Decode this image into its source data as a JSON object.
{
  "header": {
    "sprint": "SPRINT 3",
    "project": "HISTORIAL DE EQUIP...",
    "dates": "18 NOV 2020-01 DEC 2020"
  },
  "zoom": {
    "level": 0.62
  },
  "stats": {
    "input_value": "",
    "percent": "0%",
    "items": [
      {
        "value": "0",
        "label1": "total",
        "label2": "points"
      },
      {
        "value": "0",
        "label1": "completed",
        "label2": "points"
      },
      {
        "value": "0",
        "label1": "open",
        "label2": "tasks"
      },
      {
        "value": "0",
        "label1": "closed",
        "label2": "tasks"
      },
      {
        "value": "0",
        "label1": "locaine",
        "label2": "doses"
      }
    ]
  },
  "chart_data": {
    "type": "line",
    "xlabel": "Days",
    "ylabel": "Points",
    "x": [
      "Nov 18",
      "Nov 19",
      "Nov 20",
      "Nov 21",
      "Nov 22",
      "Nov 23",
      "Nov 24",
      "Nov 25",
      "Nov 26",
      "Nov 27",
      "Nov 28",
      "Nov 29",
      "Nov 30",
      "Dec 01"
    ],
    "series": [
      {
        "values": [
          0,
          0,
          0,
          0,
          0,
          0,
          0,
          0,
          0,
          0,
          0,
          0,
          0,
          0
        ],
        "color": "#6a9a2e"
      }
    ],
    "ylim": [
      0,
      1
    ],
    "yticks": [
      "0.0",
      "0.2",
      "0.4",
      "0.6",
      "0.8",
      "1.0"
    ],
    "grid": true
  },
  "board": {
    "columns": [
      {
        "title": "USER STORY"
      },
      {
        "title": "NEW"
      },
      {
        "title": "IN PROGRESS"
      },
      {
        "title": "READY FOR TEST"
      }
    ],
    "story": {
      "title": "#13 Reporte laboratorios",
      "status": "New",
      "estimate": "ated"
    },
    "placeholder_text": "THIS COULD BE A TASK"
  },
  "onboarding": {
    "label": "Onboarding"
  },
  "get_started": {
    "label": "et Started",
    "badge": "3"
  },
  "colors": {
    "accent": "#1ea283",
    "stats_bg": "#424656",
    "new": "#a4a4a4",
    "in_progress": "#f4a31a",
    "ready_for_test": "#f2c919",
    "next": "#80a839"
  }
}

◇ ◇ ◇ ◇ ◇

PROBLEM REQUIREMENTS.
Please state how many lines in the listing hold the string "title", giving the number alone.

ANSWER BOX.
5